Fiber To The Home/Premises/Curb/etc. @ FOA
term FTTx is used as a catch-all for fiber to the home,
premises, business and even the hybrid fiber to the curb.
Mostly we're concerned with fiber to the home, but we will
discuss all options.
connections to the home began in 1997 with the installation
of the first cable modems by CATV companies. Telcos were
left to try to get high speeds over copper networks, but
twisted pair wires were inferior to coax used by CATV. CATV
became the dominant provider of broadband. In the years
since, the backbones for both telco and CATV were upgraded
to fiber, but even after the development of more than 20
generations of equipment, DSL (digital subscriber line) over
twisted pair phone lines was clearly an inferior product.
DSL continued until about 2020 when the last telco holdouts
Beginning around 2006-7, fiber to the home (FTTH) began
emerging. Two factors made the cost low enough to justify
replacing aging copper wires, the decline in fiber optic
component costs following the fiber recession caused by the
bursting of the Internet "bubble" in 2001 and the
development of passive optical networks (PONs).
has now gained acceptance in the final frontier of
telecom networks, the "last mile," the connection to the
home. Many homes, apartments and businesses are still
connected with aging, low performance copper telephone
wire that cannot support connection speeds for broadband
The costs of maintaining these old copper cable plants
is also extremely high and increasing. Even when
landlines are abandoned for mobile phones, the home
needs a connection capable of providing high speed
Internet access and fiber is the most logical - and
economic - choice, providing gigabit+ speeds with plenty
of room to upgrade.
Phone companies, cities, utilities, commercial service
providers and even real estate developers are now
realizing the best choice for upgrading the subscriber
connection is fiber to the premises or home (FTTP, FTTH)
although fiber to the curb (FTTC) or fiber to wireless
(FTTW) may still be used where appropriate. Wireless
connections to the home using WiFi are being used in
many rural areas where line-of-sight wireless links are
feasible. The possibility of delivering new services
(the triple-play of phone, Internet and streaming video)
and low priced components for with new network
architectures make FTTx financially attractive.
Companies are spending billions of dollars connecting
millions of homes and offices with fiber.
CATV companies who have used hybrid fiber-coax systems
in their backbones for decades even have their own
standard for fiber to replace coax, since the cost of
fiber is reasonable and performance unlimited.
Municipalities or private individuals are installing
their own FTTH systems when phone or CATV companies
won't do it soon enough. Electrical and telephone coops
are installing fiber in areas where the usual service
providers won't because they don't see a large return on
their investment. Housing developers are learning about
FTTH because their customers are demanding the highest
bandwidth broadband connections.
FOA's Role In FTTH
As the worldwide professional organization for fiber optics

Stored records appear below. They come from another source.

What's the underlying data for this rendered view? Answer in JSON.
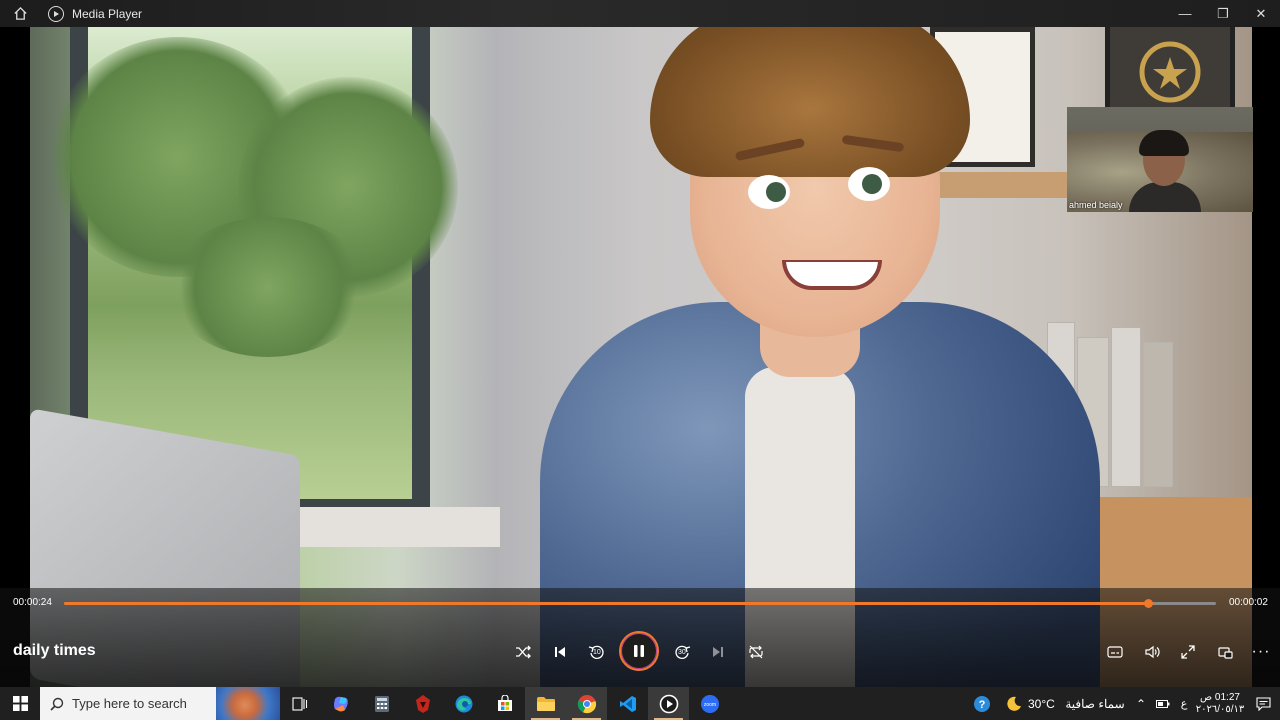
{
  "window": {
    "title": "Media Player",
    "home_icon": "home-icon",
    "app_icon": "media-player-icon"
  },
  "video": {
    "webcam_name": "ahmed beialy"
  },
  "player": {
    "elapsed": "00:00:24",
    "remaining": "00:00:02",
    "progress_fraction": 0.941,
    "media_title": "daily times",
    "skip_back_seconds": "10",
    "skip_forward_seconds": "30",
    "accent_color": "#f0782a",
    "state": "playing"
  },
  "taskbar": {
    "search_placeholder": "Type here to search",
    "apps": [
      "task-view",
      "copilot",
      "calculator",
      "game",
      "edge",
      "store",
      "file-explorer",
      "chrome",
      "vscode",
      "media-player",
      "zoom"
    ],
    "active_app": "media-player",
    "weather_temp": "30°C",
    "weather_text": "سماء صافية",
    "lang": "ع",
    "time": "01:27 ص",
    "date": "٢٠٢٦/٠٥/١٣"
  }
}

and the widely-accepted certifying body for fiber optic
techs, FOA has had a major role in FTTH development. As
noted below, we have been involved in training and

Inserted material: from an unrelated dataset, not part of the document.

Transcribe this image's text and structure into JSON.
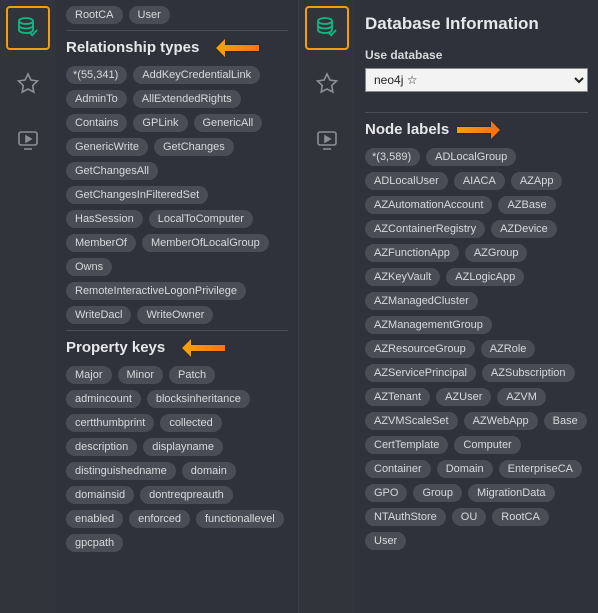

certifying fiber optic techs for FTTh from the beginning.
But in the process of developing standards for FTTH tech
certification and creating reference materials for the FOA
Guide and curriculum materials for our FOA-approved schools,
we have developed an in-depth understanding of the
technology and applications of FTTH. FOA has helped hundreds
of organizations to design, install and operate FTTH
networks - and in many cases help them make the decision to
move ahead with the project by guiding them through
technical, financial and logistical decisions that they
needed to make.
All these plans depend on finding or training adequate
numbers of technicians. The FOA, since being approached
by Verizon to develop training for FiOS techs in 2006, has
been working with operating companies, municipalities,
installers and our approved schools to develop
requirements for FTTx training and certification, with
the goal of providing enough qualified FTTx installation
technicians to make these plans possible.
CFOS/H Certified FTTH Technician certification programs
are now being taught in many FOA-approved schools.
Students seeking certification must complete the FOA
CFOT program first to obtain their first level
certification, then attend a course on FTTx that will
prepare them for the CFOS/H exam. Some techs attend
courses for the FOA CFOS/D fiber optic network design
certificaiton first, since they are tasked with
designing the networks.
interested in learning about FTTx but are not seeking
certification will find the courses good information on
the current technology.They can also take self-study
courses on Fiber
U, FOA's free online learning website.
Information on FTTX from the FOA
Online Reference Guide:
PON Standards and Protocols
in MDUs (Multiple Dwelling Units)
Customer Premises Installation
Case Studies: Do-It-Yourself FTTH
books covering FTTH:
Fiber Optic Association Fiber To The Home Handbook
For Planners, Managers, Designers, Installers And Operators
Of FTTH - Fiber To The Home - Networks
Reference Guide to Outside Plant Fiber Optics,
U FTTx Online Self-Study Course (free)
Training & Certification
FOA FTTx Certification
Online Guide Table of Contents